5.7. Rules and Defaults: Cousins of Constraints
Rules and defaults have been around much longer than CHECK and DEFAULT constraints have been. They are something of an old SQL Server standby and are definitely not without their advantages.
That being said, I'm going to digress from explaining them long enough to recommend that you look them over for backward compatibility and legacy code familiarity only. Rules and defaults aren't ANSI compliant, which creates portability issues, and they don't perform as well as constraints do.
The primary thing that sets rules and defaults apart from constraints is in their very nature; constraints are features of a table. Rules and defaults are actual objects. Whereas a constraint is defined in the table definition, rules and defaults are defined independently and are then "bound" to the table after the fact.

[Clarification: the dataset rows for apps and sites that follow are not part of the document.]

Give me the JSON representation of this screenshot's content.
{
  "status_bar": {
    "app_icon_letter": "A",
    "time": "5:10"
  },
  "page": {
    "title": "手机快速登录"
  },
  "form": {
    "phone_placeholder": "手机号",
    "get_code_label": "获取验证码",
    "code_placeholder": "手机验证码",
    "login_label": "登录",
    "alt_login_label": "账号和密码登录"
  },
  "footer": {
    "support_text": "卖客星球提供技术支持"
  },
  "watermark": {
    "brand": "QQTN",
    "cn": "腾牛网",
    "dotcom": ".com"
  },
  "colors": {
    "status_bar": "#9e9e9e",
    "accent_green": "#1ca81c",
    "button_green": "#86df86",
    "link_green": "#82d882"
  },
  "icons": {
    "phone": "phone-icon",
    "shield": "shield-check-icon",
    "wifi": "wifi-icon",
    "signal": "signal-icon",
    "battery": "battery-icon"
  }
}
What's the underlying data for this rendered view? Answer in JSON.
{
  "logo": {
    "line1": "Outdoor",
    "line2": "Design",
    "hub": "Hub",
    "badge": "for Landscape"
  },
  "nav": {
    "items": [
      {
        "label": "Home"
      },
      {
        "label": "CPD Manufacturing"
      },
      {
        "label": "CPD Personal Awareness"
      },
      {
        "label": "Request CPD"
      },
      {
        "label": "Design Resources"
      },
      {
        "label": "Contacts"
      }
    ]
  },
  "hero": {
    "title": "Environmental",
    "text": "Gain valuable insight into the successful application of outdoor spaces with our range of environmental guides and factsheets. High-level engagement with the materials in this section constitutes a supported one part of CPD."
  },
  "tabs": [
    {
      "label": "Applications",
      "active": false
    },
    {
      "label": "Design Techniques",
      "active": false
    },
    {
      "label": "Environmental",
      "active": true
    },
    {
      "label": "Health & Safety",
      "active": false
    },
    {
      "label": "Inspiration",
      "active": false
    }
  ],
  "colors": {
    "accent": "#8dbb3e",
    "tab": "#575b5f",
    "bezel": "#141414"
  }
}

A rule is incredibly similar to a CHECK constraint. The only difference beyond those I've already described is that rules are limited to working with just one column at a time. You can bind the same rule separately to multiple columns in a table, but the rule will work independently with each column, and won't be aware of the other columns at all. A constraint defined as (QtyShipped <= QtyOrdered) would not work for a rule. It refers to more than one column. In contrast, LIKE ([0-9][0-9][0-9]) applies only to the column to which the rule is bound.
Try defining a rule so that you can see the differences first hand:
CREATE RULE ...